[Component data from apps and pages]
═══
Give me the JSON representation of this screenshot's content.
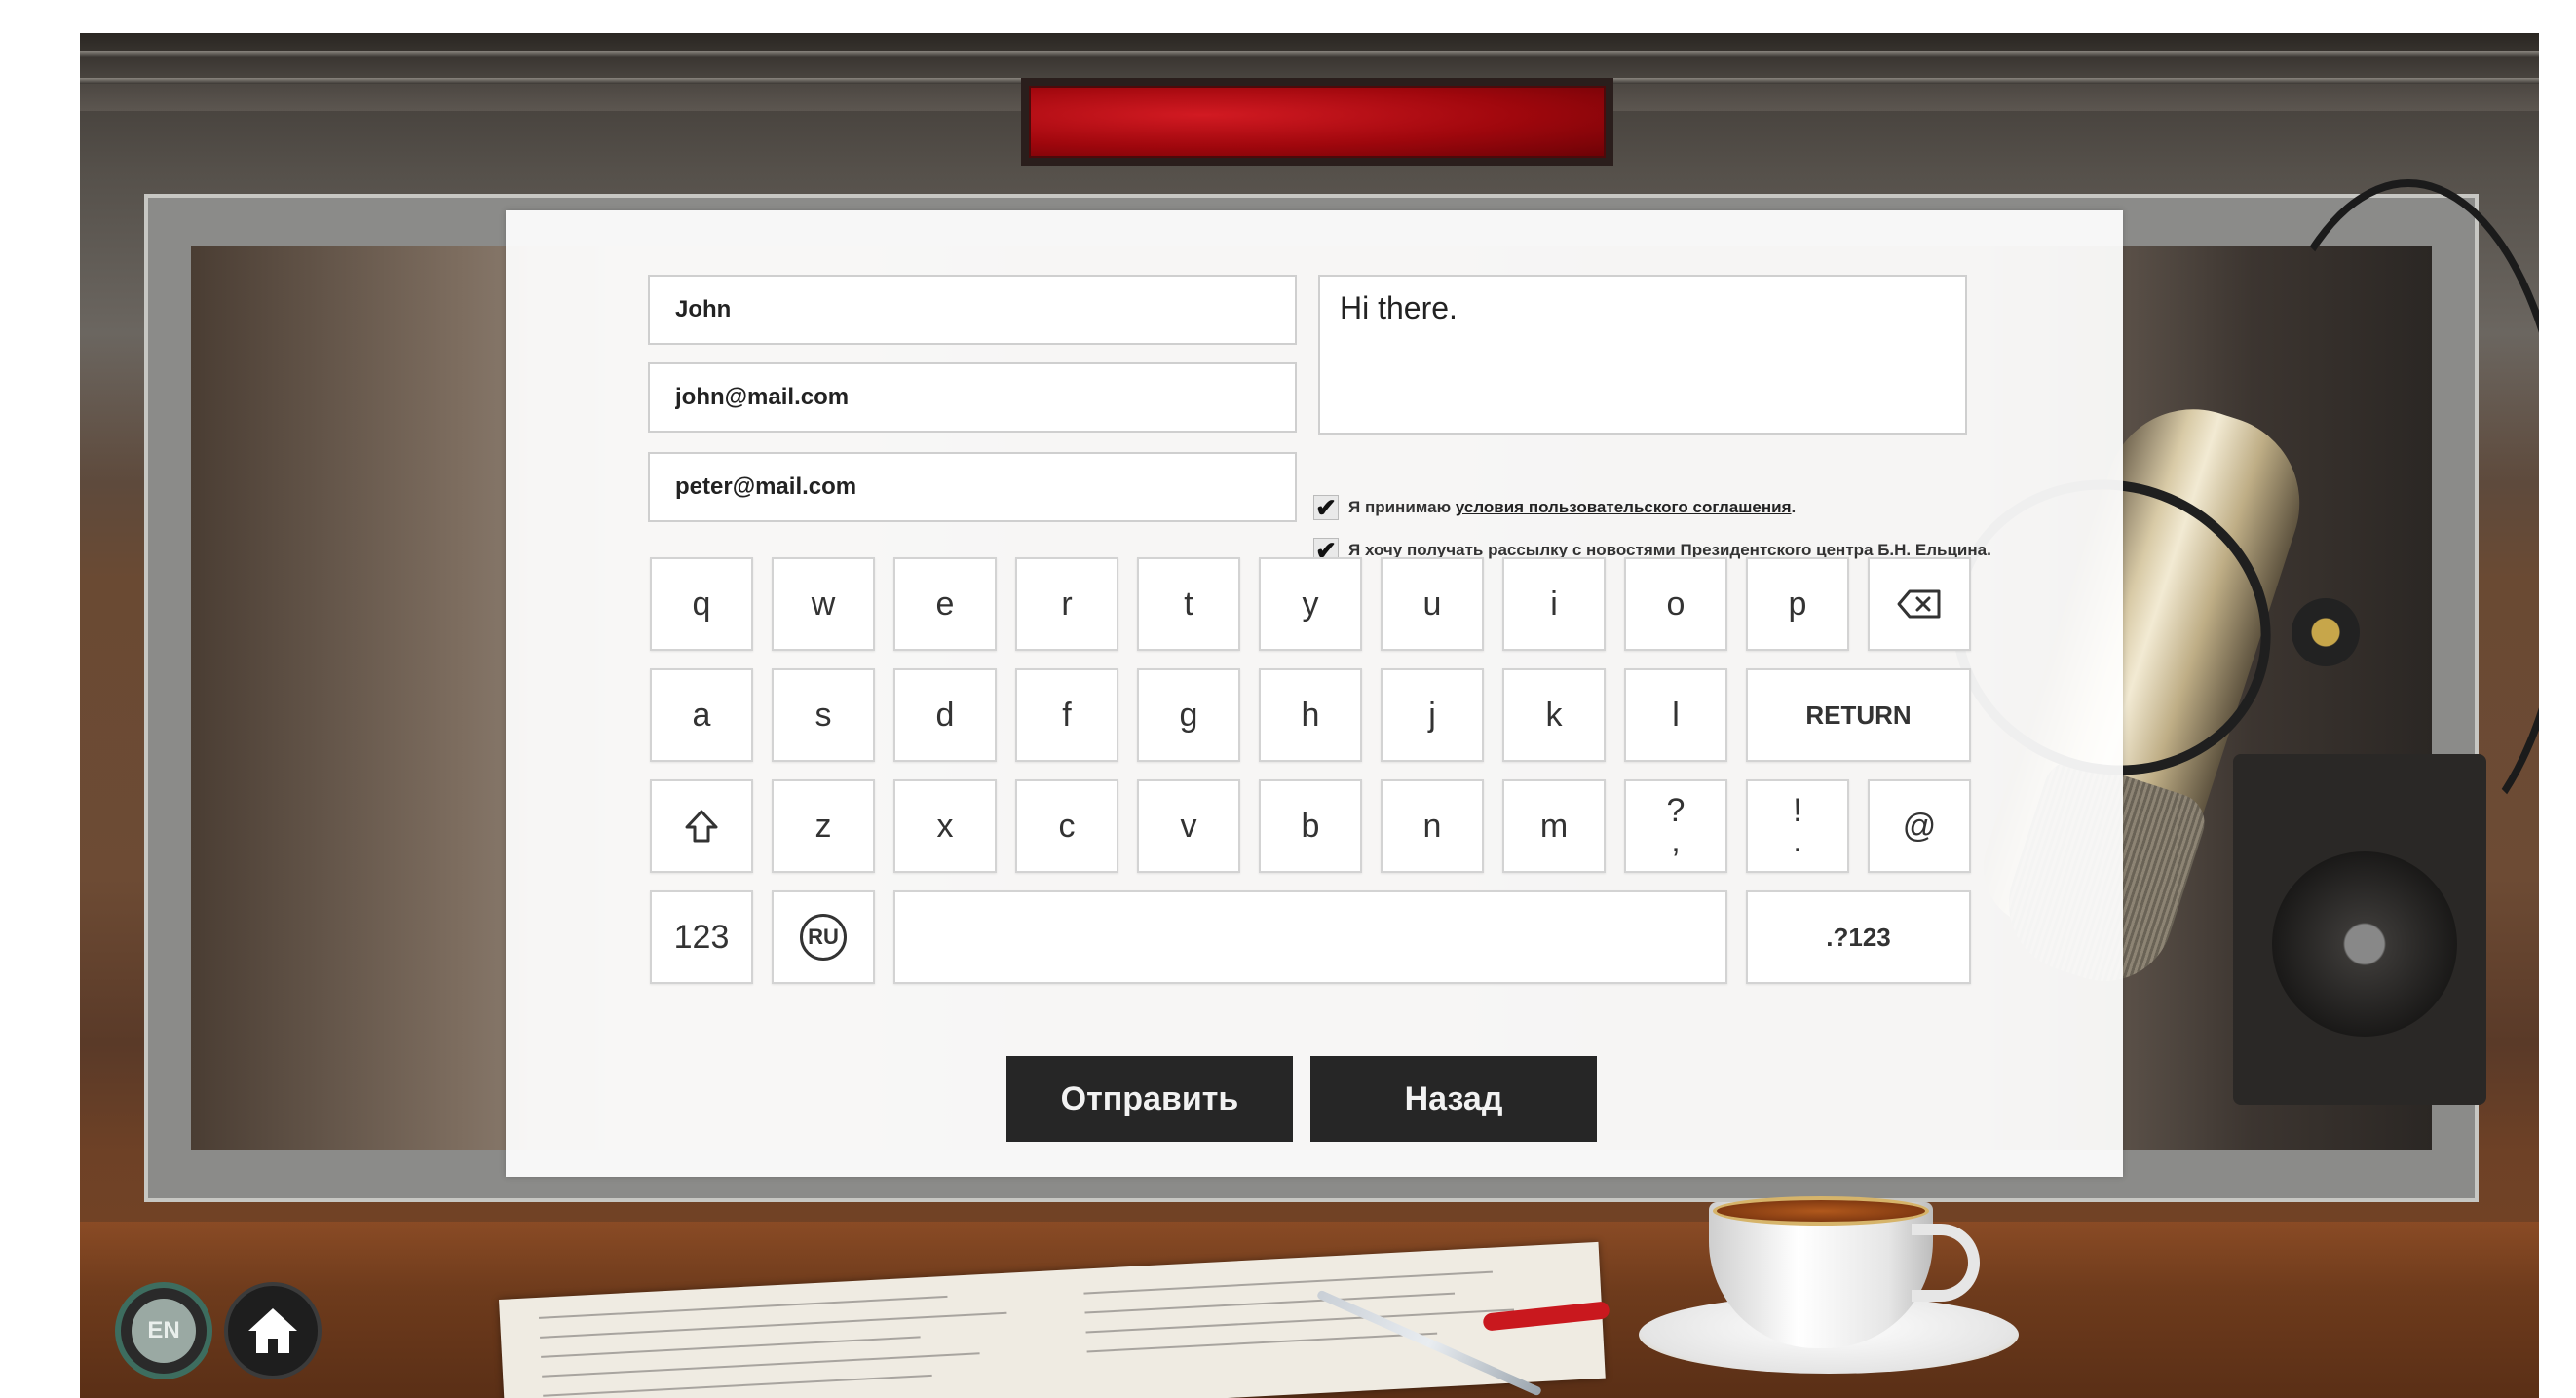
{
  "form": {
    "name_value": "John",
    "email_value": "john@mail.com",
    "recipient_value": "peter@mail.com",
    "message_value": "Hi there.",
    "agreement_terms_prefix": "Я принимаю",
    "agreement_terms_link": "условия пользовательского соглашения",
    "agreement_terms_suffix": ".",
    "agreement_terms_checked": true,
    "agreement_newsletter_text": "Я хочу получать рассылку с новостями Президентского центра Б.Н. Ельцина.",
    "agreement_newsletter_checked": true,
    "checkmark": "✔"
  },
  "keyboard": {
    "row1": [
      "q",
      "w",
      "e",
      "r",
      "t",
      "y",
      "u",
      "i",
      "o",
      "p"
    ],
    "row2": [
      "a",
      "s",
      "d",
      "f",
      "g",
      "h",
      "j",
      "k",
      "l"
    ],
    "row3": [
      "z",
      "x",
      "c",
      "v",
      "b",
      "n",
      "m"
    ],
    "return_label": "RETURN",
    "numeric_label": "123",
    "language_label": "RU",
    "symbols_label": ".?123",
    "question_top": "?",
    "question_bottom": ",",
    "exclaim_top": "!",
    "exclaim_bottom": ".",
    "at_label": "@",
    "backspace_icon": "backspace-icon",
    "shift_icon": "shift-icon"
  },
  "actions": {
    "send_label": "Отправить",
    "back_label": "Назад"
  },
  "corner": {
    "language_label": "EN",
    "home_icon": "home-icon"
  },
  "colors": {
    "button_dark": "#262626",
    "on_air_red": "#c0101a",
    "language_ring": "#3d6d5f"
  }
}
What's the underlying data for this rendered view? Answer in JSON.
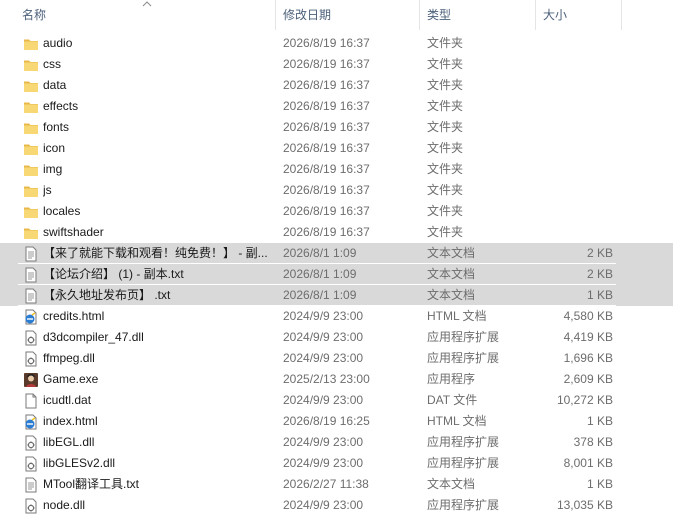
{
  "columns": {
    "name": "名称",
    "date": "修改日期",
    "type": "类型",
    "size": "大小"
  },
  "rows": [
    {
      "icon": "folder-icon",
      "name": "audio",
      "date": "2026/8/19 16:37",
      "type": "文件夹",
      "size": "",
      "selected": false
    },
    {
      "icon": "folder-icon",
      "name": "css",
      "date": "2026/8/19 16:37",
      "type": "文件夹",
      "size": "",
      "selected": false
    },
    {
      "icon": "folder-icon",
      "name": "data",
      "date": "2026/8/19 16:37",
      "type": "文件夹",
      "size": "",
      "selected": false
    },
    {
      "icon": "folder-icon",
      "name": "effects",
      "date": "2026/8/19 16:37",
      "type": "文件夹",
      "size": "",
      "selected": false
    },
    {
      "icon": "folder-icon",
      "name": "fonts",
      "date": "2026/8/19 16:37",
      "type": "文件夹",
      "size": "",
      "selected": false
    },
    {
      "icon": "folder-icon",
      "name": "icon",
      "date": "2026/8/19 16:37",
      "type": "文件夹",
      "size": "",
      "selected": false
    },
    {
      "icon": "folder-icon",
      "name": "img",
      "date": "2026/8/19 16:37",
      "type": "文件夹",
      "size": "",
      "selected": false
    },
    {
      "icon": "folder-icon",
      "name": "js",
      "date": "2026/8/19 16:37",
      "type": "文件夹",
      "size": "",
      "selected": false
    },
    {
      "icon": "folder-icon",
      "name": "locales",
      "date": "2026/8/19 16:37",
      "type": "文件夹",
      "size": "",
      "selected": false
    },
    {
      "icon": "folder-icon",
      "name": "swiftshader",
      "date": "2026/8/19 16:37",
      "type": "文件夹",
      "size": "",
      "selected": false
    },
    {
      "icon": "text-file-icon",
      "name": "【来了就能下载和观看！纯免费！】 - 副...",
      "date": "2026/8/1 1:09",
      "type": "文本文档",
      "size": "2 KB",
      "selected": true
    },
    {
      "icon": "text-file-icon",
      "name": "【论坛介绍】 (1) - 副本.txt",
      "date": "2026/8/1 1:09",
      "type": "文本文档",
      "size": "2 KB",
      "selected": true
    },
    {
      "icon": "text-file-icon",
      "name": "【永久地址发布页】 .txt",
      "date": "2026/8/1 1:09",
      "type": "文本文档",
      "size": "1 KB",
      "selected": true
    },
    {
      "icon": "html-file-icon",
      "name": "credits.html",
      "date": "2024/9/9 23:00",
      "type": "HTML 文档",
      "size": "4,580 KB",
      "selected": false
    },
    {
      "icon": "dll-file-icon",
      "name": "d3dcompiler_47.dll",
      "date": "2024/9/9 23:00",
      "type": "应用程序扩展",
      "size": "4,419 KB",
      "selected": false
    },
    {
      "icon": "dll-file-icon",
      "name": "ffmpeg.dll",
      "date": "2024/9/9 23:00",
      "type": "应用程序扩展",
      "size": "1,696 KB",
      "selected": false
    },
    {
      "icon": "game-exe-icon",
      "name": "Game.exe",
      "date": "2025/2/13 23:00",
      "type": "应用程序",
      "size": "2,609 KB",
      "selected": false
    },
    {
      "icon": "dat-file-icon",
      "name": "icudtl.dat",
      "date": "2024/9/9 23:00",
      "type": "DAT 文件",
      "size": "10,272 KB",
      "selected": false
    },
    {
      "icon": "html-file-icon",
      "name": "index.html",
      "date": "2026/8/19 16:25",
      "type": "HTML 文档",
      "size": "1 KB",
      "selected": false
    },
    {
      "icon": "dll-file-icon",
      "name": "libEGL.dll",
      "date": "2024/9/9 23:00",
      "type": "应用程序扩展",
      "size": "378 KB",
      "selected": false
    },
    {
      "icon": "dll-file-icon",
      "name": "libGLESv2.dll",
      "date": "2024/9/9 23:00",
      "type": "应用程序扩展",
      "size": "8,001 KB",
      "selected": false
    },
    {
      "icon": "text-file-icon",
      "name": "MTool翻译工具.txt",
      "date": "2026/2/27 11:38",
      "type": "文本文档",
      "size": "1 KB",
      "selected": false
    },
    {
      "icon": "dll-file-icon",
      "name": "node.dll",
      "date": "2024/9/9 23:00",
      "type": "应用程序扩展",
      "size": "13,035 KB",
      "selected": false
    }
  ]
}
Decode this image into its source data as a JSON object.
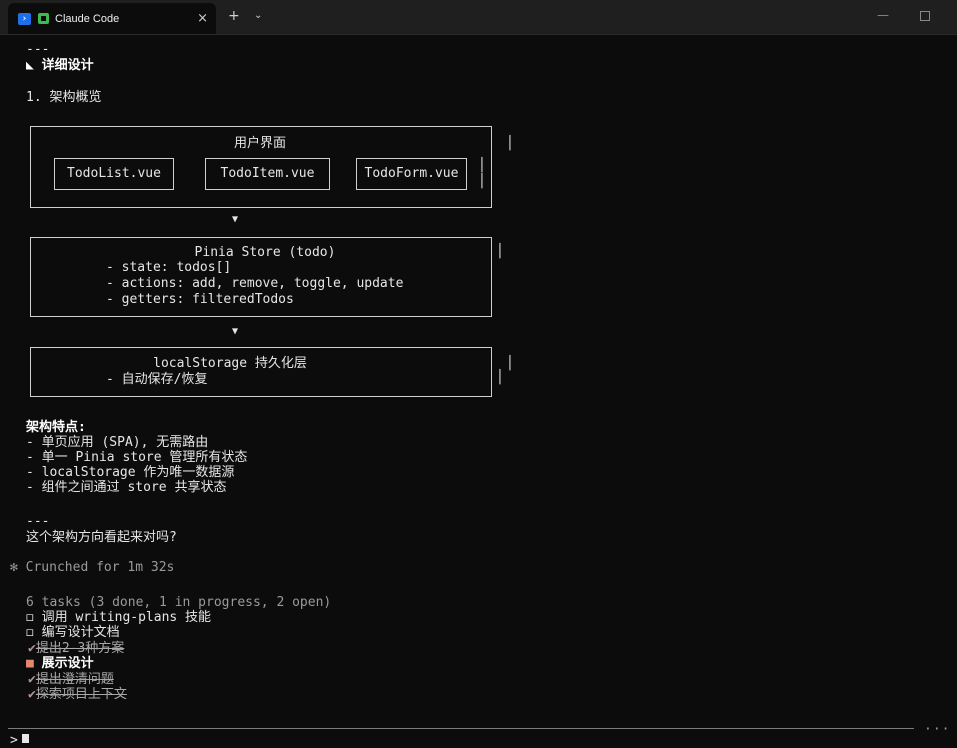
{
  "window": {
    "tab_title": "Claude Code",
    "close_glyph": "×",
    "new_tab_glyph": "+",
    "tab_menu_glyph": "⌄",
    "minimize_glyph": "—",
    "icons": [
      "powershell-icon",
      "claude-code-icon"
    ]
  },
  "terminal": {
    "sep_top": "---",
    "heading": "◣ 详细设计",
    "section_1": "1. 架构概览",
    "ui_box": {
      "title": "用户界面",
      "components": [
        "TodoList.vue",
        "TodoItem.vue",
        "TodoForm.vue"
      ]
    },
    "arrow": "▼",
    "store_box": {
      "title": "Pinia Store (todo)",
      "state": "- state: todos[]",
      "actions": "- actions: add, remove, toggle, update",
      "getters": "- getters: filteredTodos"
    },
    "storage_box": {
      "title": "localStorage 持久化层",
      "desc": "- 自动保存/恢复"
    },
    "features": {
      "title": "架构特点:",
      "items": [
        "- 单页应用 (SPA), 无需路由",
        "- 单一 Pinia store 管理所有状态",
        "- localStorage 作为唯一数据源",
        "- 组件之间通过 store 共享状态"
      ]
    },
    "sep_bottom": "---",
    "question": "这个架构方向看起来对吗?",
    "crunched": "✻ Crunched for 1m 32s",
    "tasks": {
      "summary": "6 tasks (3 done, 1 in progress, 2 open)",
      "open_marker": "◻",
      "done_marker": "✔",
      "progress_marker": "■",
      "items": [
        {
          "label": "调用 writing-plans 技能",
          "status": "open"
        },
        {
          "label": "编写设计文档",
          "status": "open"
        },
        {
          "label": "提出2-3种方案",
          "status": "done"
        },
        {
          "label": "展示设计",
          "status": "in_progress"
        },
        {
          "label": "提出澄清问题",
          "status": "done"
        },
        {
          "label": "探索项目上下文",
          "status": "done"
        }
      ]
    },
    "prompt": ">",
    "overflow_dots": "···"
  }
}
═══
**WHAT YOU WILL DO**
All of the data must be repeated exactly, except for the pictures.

**FINISHED EXERCISE**
Give me the JSON representation of this screenshot's content.
{
  "form": {
    "name_value": "John",
    "email_value": "john@mail.com",
    "recipient_value": "peter@mail.com",
    "message_value": "Hi there.",
    "agreement_terms_prefix": "Я принимаю",
    "agreement_terms_link": "условия пользовательского соглашения",
    "agreement_terms_suffix": ".",
    "agreement_terms_checked": true,
    "agreement_newsletter_text": "Я хочу получать рассылку с новостями Президентского центра Б.Н. Ельцина.",
    "agreement_newsletter_checked": true,
    "checkmark": "✔"
  },
  "keyboard": {
    "row1": [
      "q",
      "w",
      "e",
      "r",
      "t",
      "y",
      "u",
      "i",
      "o",
      "p"
    ],
    "row2": [
      "a",
      "s",
      "d",
      "f",
      "g",
      "h",
      "j",
      "k",
      "l"
    ],
    "row3": [
      "z",
      "x",
      "c",
      "v",
      "b",
      "n",
      "m"
    ],
    "return_label": "RETURN",
    "numeric_label": "123",
    "language_label": "RU",
    "symbols_label": ".?123",
    "question_top": "?",
    "question_bottom": ",",
    "exclaim_top": "!",
    "exclaim_bottom": ".",
    "at_label": "@",
    "backspace_icon": "backspace-icon",
    "shift_icon": "shift-icon"
  },
  "actions": {
    "send_label": "Отправить",
    "back_label": "Назад"
  },
  "corner": {
    "language_label": "EN",
    "home_icon": "home-icon"
  },
  "colors": {
    "button_dark": "#262626",
    "on_air_red": "#c0101a",
    "language_ring": "#3d6d5f"
  }
}
What's the underlying data for this rendered view? Answer in JSON.
{
  "columns": {
    "name": "名称",
    "date": "修改日期",
    "type": "类型",
    "size": "大小"
  },
  "rows": [
    {
      "icon": "folder-icon",
      "name": "audio",
      "date": "2026/8/19 16:37",
      "type": "文件夹",
      "size": "",
      "selected": false
    },
    {
      "icon": "folder-icon",
      "name": "css",
      "date": "2026/8/19 16:37",
      "type": "文件夹",
      "size": "",
      "selected": false
    },
    {
      "icon": "folder-icon",
      "name": "data",
      "date": "2026/8/19 16:37",
      "type": "文件夹",
      "size": "",
      "selected": false
    },
    {
      "icon": "folder-icon",
      "name": "effects",
      "date": "2026/8/19 16:37",
      "type": "文件夹",
      "size": "",
      "selected": false
    },
    {
      "icon": "folder-icon",
      "name": "fonts",
      "date": "2026/8/19 16:37",
      "type": "文件夹",
      "size": "",
      "selected": false
    },
    {
      "icon": "folder-icon",
      "name": "icon",
      "date": "2026/8/19 16:37",
      "type": "文件夹",
      "size": "",
      "selected": false
    },
    {
      "icon": "folder-icon",
      "name": "img",
      "date": "2026/8/19 16:37",
      "type": "文件夹",
      "size": "",
      "selected": false
    },
    {
      "icon": "folder-icon",
      "name": "js",
      "date": "2026/8/19 16:37",
      "type": "文件夹",
      "size": "",
      "selected": false
    },
    {
      "icon": "folder-icon",
      "name": "locales",
      "date": "2026/8/19 16:37",
      "type": "文件夹",
      "size": "",
      "selected": false
    },
    {
      "icon": "folder-icon",
      "name": "swiftshader",
      "date": "2026/8/19 16:37",
      "type": "文件夹",
      "size": "",
      "selected": false
    },
    {
      "icon": "text-file-icon",
      "name": "【来了就能下载和观看！纯免费！】 - 副...",
      "date": "2026/8/1 1:09",
      "type": "文本文档",
      "size": "2 KB",
      "selected": true
    },
    {
      "icon": "text-file-icon",
      "name": "【论坛介绍】 (1) - 副本.txt",
      "date": "2026/8/1 1:09",
      "type": "文本文档",
      "size": "2 KB",
      "selected": true
    },
    {
      "icon": "text-file-icon",
      "name": "【永久地址发布页】 .txt",
      "date": "2026/8/1 1:09",
      "type": "文本文档",
      "size": "1 KB",
      "selected": true
    },
    {
      "icon": "html-file-icon",
      "name": "credits.html",
      "date": "2024/9/9 23:00",
      "type": "HTML 文档",
      "size": "4,580 KB",
      "selected": false
    },
    {
      "icon": "dll-file-icon",
      "name": "d3dcompiler_47.dll",
      "date": "2024/9/9 23:00",
      "type": "应用程序扩展",
      "size": "4,419 KB",
      "selected": false
    },
    {
      "icon": "dll-file-icon",
      "name": "ffmpeg.dll",
      "date": "2024/9/9 23:00",
      "type": "应用程序扩展",
      "size": "1,696 KB",
      "selected": false
    },
    {
      "icon": "game-exe-icon",
      "name": "Game.exe",
      "date": "2025/2/13 23:00",
      "type": "应用程序",
      "size": "2,609 KB",
      "selected": false
    },
    {
      "icon": "dat-file-icon",
      "name": "icudtl.dat",
      "date": "2024/9/9 23:00",
      "type": "DAT 文件",
      "size": "10,272 KB",
      "selected": false
    },
    {
      "icon": "html-file-icon",
      "name": "index.html",
      "date": "2026/8/19 16:25",
      "type": "HTML 文档",
      "size": "1 KB",
      "selected": false
    },
    {
      "icon": "dll-file-icon",
      "name": "libEGL.dll",
      "date": "2024/9/9 23:00",
      "type": "应用程序扩展",
      "size": "378 KB",
      "selected": false
    },
    {
      "icon": "dll-file-icon",
      "name": "libGLESv2.dll",
      "date": "2024/9/9 23:00",
      "type": "应用程序扩展",
      "size": "8,001 KB",
      "selected": false
    },
    {
      "icon": "text-file-icon",
      "name": "MTool翻译工具.txt",
      "date": "2026/2/27 11:38",
      "type": "文本文档",
      "size": "1 KB",
      "selected": false
    },
    {
      "icon": "dll-file-icon",
      "name": "node.dll",
      "date": "2024/9/9 23:00",
      "type": "应用程序扩展",
      "size": "13,035 KB",
      "selected": false
    }
  ]
}
Decode this image into its source data as a JSON object.
{
  "window": {
    "tab_title": "Claude Code",
    "close_glyph": "×",
    "new_tab_glyph": "+",
    "tab_menu_glyph": "⌄",
    "minimize_glyph": "—",
    "icons": [
      "powershell-icon",
      "claude-code-icon"
    ]
  },
  "terminal": {
    "sep_top": "---",
    "heading": "◣ 详细设计",
    "section_1": "1. 架构概览",
    "ui_box": {
      "title": "用户界面",
      "components": [
        "TodoList.vue",
        "TodoItem.vue",
        "TodoForm.vue"
      ]
    },
    "arrow": "▼",
    "store_box": {
      "title": "Pinia Store (todo)",
      "state": "- state: todos[]",
      "actions": "- actions: add, remove, toggle, update",
      "getters": "- getters: filteredTodos"
    },
    "storage_box": {
      "title": "localStorage 持久化层",
      "desc": "- 自动保存/恢复"
    },
    "features": {
      "title": "架构特点:",
      "items": [
        "- 单页应用 (SPA), 无需路由",
        "- 单一 Pinia store 管理所有状态",
        "- localStorage 作为唯一数据源",
        "- 组件之间通过 store 共享状态"
      ]
    },
    "sep_bottom": "---",
    "question": "这个架构方向看起来对吗?",
    "crunched": "✻ Crunched for 1m 32s",
    "tasks": {
      "summary": "6 tasks (3 done, 1 in progress, 2 open)",
      "open_marker": "◻",
      "done_marker": "✔",
      "progress_marker": "■",
      "items": [
        {
          "label": "调用 writing-plans 技能",
          "status": "open"
        },
        {
          "label": "编写设计文档",
          "status": "open"
        },
        {
          "label": "提出2-3种方案",
          "status": "done"
        },
        {
          "label": "展示设计",
          "status": "in_progress"
        },
        {
          "label": "提出澄清问题",
          "status": "done"
        },
        {
          "label": "探索项目上下文",
          "status": "done"
        }
      ]
    },
    "prompt": ">",
    "overflow_dots": "···"
  }
}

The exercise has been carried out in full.